Start of MATERIAL TO PROCESS

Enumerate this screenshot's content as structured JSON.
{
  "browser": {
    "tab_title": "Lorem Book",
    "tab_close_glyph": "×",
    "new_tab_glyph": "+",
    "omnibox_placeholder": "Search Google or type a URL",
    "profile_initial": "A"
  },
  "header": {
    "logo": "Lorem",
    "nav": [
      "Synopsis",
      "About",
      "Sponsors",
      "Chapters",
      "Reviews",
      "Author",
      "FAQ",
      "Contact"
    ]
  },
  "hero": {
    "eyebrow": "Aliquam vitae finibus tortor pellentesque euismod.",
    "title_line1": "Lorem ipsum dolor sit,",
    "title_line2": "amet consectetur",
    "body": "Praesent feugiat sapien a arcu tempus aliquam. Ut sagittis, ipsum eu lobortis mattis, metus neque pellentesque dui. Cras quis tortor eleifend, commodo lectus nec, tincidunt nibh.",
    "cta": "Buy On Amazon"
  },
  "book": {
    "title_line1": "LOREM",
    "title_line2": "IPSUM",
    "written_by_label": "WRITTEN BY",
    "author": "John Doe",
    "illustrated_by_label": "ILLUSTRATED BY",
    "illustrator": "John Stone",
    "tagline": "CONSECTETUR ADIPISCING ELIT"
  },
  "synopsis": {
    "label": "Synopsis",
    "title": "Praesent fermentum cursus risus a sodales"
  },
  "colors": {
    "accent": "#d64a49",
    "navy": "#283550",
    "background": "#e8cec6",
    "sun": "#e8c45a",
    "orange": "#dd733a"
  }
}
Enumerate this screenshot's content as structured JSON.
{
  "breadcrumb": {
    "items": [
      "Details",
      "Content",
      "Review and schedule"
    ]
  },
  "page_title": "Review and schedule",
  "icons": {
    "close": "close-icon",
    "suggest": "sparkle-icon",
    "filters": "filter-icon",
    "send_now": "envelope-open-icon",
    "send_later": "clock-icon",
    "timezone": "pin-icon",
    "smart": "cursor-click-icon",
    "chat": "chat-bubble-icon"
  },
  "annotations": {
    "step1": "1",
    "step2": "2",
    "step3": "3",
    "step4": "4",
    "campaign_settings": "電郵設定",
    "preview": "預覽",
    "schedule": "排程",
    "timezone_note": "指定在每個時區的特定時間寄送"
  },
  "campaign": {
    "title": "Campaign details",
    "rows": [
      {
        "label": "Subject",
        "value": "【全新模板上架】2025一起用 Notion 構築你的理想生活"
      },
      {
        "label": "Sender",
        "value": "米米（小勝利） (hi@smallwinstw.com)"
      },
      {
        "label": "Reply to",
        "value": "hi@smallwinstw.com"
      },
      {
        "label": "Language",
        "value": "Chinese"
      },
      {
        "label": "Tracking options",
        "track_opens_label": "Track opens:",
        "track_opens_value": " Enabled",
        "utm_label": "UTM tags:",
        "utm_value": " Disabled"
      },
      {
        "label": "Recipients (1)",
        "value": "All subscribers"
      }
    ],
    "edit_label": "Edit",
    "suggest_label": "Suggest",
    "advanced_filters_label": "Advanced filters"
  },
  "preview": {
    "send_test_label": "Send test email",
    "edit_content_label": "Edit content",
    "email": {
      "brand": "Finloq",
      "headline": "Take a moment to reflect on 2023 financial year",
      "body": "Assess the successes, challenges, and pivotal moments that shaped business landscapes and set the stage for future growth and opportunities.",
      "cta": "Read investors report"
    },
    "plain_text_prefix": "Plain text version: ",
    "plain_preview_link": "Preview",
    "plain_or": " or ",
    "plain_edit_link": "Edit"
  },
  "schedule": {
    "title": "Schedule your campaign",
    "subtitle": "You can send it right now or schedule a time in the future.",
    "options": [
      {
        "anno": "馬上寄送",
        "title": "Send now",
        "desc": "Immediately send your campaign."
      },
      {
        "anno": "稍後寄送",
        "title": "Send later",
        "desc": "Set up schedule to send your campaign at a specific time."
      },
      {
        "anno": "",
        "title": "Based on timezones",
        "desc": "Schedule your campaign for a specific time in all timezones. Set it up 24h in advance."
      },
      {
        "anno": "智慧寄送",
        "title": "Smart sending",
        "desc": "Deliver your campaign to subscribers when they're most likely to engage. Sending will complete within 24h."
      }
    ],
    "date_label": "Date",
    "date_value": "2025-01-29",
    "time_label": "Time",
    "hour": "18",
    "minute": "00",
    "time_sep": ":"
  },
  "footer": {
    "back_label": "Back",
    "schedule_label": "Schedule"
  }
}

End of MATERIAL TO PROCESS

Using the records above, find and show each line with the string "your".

    "title": "Schedule your campaign",
        "desc": "Immediately send your campaign."
        "desc": "Set up schedule to send your campaign at a specific time."
        "desc": "Schedule your campaign for a specific time in all timezones. Set it up 24h in advance."
        "desc": "Deliver your campaign to subscribers when they're most likely to engage. Sending will complete within 24h."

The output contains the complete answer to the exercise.